The first Tiny Use Case undertaken within the JVMG was about Japanese visual novel games and their characters. Japanese Visual Novel Games are prose-heavy interactive experiences whose main goal is to win the affections of one or more characters. Visual novel games feature situations and interaction proper of Japanese anime and manga, which the player navigates by choosing which path to take through the narrative at specific points. These points are presented as choices between multiple options, each of which will steer the player towards one character or another, or even towards a failure state. The player progress towards a character’s affection through a series of narrative events, until physical intimacy is reached. When intimacy gets physical, it is usually represented in pornographic fashion, with situations proper of pornographic manga and anime.
Japanese Visual novel games present an interesting research object in the form of character design elements. within visual novel works, we can observe usage of moe, shōjo manga and BL (Boys Love) aesthetics as an integral part of the gamic experience. In particular, character eyes and gazes are central to depiction of intimacy between characters. Do the eyes of visual novel characters code some patterned ways of relating to them? How can we employ the JVMG data gathering efforts to garner insights into the characters of visual novel games, especially regarding character eyes and gaze?
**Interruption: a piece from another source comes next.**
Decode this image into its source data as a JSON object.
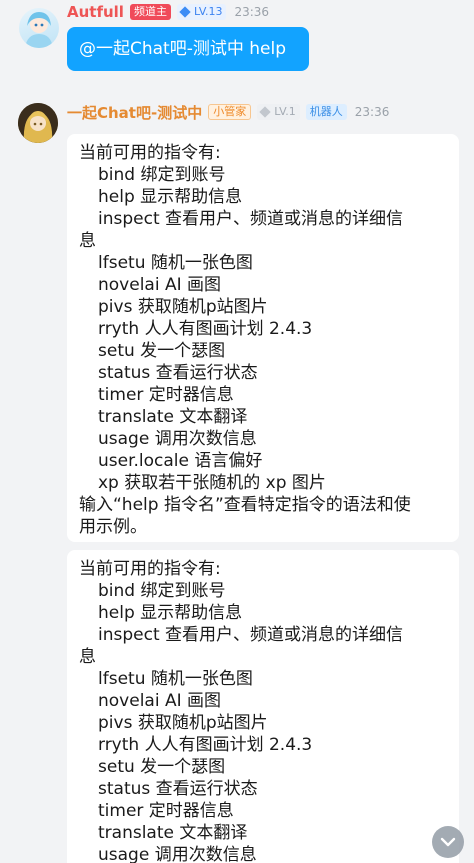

Can we test this against knowledge from both the researchers and scholars in the field?
Following the success of our project launching workshop in July 2019, the work on processing community databases started in earnest (you can read about the technical details of the process in relation to ontology creation and data transformation). By November 2019, we were ready to start examining the data and our infrastructure through the lens of exploratory research.
We decided to adopt the Tiny Use Case workflow methodology to have a number of short-term research projects that would be substantial enough to generate meaningful and interesting results in their own right, but would be compact enough to provide an ongoing stream of feedback on issues with the database, the project infrastructure, and researcher needs. Since each Tiny Use Case is only 3-4 months long, it provides us with an excellent tool for assessing our progress and for uncovering newer issues, as each TUC has a different focus and somewhat different requirements.
The term Tiny Use Case, or TUC for short, was coined by the diggr (Databased Infrastructure for Global Games Culture Research) research project team. A detailed description of this workflow methodology can be found in their paper With small steps to the big picture: A method and tool negotiation workflow (Freybe, Rämisch and Hoffmann 2019).
Taking their inspiration from agile software development principles, the Tiny Use Case workflow was created to handle the needs of a complex research project that required the meshing of expertise from very different disciplinary backgrounds and involved a high level of uncertainty regarding the types of challenges that would emerge in the course of the project. By working through a series of three to four month long Tiny Use Cases the diggr team was able to leverage a similar cycle of continuous incremental innovations and assessments that is one of the main strengths of agile approaches.